Reports in today's French newspaper Le Figaro and Britain's Daily Telegraph reveal a mix of opinions about the state of the French and British property markets, and when prices - as well as interest rates - are likely to rise or fall, and how this might influence ones decision to buy.
According to one expert from the French firm Global Equities, property prices are likely to fall by another 10% between now and the end of 2010 or early 2011, before starting to rise again. The same spokesman notes however the sales of new-build properties are holding up but progress here as in other markets will depend largely on interest rates.
An economist from Xerfi is also positive about new-build sales, which have been boosted by investors taken advantage of the French government's latest tax incentives (loi Scellier) and seeking a relatively safe haven for their funds. Prices of older properties however were likely to decline by 10.5 this year and a further 5% in 2010 before stabilising in 2011 and starting to rise again in 2012.
According to a spokesman from HSBC prices need to have declined by as much as 25%, since the start of the econolic crisis, to reflect their true value against French consumers' reduced spending power, which has been declining since 2003. The same spokesman confirmed that the market for new-builds is stronger as investors have come onto the market in the last few months, having deferred spending until now.
Interest rates are the key factor, according to the spokesman from Emprunt Direct, who points out that it is currently possibly to borrow at 3.60 - 3.70% over 10 years, and at under 4% over 25 years. These rates are likely to hold till the end of the year before rising again in 2010. Low interest rates and reducing property prices - now at an end, according to this source - should help encourage first-time buyers enter the property market in the coming months.
For a view of the British market, according to the Building Societies Association, 58% of consumers feel that now is a good time to buy, compared with only 34% in September 2008. However, job (in)security, the prospect of finding a larger deposit and worries about keeping up mortgage repayments continue to be cited by the majority of would-be buyers as the principal deterrents to home buying. However buyers are more confident they will find a mortgage than they were a few months ago.
Whether buying or selling a French property, which is often linked to the sale of a property in Britain, the picture is far from clear.
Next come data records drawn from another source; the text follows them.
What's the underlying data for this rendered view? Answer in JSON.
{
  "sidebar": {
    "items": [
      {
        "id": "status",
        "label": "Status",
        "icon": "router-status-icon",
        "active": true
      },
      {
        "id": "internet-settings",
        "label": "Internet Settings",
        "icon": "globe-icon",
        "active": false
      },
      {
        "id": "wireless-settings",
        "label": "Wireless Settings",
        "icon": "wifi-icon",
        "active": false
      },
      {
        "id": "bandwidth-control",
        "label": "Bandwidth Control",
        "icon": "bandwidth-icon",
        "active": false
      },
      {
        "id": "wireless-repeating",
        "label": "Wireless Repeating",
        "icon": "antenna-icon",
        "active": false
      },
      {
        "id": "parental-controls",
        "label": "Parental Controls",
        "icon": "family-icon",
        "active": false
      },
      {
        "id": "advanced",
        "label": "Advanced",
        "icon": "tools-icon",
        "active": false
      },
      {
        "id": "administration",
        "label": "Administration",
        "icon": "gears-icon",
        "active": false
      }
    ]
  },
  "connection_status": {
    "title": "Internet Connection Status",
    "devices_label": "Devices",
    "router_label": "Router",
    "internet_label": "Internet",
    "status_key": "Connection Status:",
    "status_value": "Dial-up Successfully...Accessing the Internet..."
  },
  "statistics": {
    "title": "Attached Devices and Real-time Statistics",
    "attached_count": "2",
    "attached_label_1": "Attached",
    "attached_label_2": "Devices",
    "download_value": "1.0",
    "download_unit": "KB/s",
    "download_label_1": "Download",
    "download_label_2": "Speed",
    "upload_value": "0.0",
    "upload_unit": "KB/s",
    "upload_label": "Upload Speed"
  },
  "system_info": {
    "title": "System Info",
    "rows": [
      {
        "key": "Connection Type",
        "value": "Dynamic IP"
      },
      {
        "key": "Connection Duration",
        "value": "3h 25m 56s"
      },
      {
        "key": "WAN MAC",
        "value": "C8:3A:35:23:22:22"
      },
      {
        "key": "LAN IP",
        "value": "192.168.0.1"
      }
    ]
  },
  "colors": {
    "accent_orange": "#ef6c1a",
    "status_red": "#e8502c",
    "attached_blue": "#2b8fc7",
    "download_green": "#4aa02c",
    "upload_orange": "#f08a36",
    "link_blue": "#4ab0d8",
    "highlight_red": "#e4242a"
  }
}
As resported elsewhere on this site, sales are down by about one-third overall in France, but some 500,000 transactions are nonetheless expected during 2009 according to Notaires de France. Price variations vary from region to region, and even within the same town or street, with some properties holding their value and others not. While some properties remain resolutely overpriced by their owners, despite the advice of estate agents.
As always, a decision to buy or sell depends very much on personal circumstances, and it remains the case that sensibly priced properties in good condition will always find a ready market. Careful research is recommended.